U.S. Forest Service Pacific Southwest Research Station
For Immediate Release: Dec. 17, 2012
Contact: Sherri Eng, PSW Research Station Public Affairs, [email protected]; (510) 559-6327
New Online Tool Estimates Carbon and Energy Impact of Trees
DAVIS, Calif.—A tree is more than just a landscape design feature. Planting trees on your property can
lower energy costs and increase carbon storage, reducing your carbon footprint. A new online tool
developed by the U.S. Forest Service’s Pacific Southwest Research Station, California Department of
Forestry and Fire Protection (CAL FIRE)’s Urban and Community Forestry Program, and EcoLayers can
help residential property owners estimate these tangible benefits.
Using a Google Maps interface, ecoSmart Landscapes (www.ecosmartlandscapes.org) allows
homeowners to identify existing trees on their property or select where to place new planned trees;
estimate and adjust tree growth based on current size or planting date; and calculate present and future
carbon and energy impacts of existing and planned trees. After registration and login, Google Maps will
zoom in to your property’s location based on your street address. Use the tool’s easy-to-use point and
click functions to identify your parcel and building boundaries on the map. Next, input the size and type
of trees on your property. The tool will then calculate the energy effects and carbon storage that those
trees provide now and into the future. Such information can help guide you on the selection and
placement of new trees on your property.
Carbon calculations are based on the only methodology approved by the Climate Action Reserve's Urban
Forest Project Protocol for quantifying carbon dioxide sequestration from tree planting projects. The
program allows cities, utility companies, water districts, non-profits and other non-government
organizations to integrate public tree planting programs into their carbon offset or urban forestry
programs. The current beta release includes all California climate zones. Data for the remainder of the
U.S. and an enterprise version designed for city planners and large-scale projects is due out the first
quarter of 2013.
“Planting a tree to shade your home is one of the most cost-effective ways to save energy and help the
environment,” says Greg McPherson, a research forester at the Pacific Southwest Research Station who
helped develop the tool. “You can use this tool to strategically place trees that will put money in your
pocket as they mature.”
Future releases of ecoSmart Landscapes, which currently runs on Google Chrome, Firefox, and Internet
Explorer 9 browsers, will include assessment tools for runoff reduction, water conservation, infiltration
based on landscape configurations, rainwater interception due to trees, and fire risk to buildings.
Headquartered in Albany, Calif., the Pacific Southwest Research Station develops and communicates

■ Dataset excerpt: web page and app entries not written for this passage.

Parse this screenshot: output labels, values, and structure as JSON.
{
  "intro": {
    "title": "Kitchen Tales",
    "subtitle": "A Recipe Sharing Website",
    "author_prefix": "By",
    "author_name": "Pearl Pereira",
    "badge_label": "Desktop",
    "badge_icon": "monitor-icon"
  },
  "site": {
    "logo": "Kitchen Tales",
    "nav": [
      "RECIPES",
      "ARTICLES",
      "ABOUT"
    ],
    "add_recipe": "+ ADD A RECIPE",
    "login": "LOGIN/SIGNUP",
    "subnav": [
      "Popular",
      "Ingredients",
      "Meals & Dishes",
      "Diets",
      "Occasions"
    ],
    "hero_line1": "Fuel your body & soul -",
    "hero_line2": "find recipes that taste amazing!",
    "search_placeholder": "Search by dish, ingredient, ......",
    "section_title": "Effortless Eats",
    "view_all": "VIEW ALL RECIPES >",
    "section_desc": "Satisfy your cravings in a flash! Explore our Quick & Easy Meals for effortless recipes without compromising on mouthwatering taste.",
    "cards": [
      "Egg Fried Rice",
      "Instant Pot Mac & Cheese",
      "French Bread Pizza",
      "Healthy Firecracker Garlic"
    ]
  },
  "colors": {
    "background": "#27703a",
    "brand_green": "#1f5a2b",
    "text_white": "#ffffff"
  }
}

science needed to sustain forest ecosystems and other benefits to society. It has research facilities in
California, Hawaii and the U.S.–affiliated Pacific Islands. For more information, visit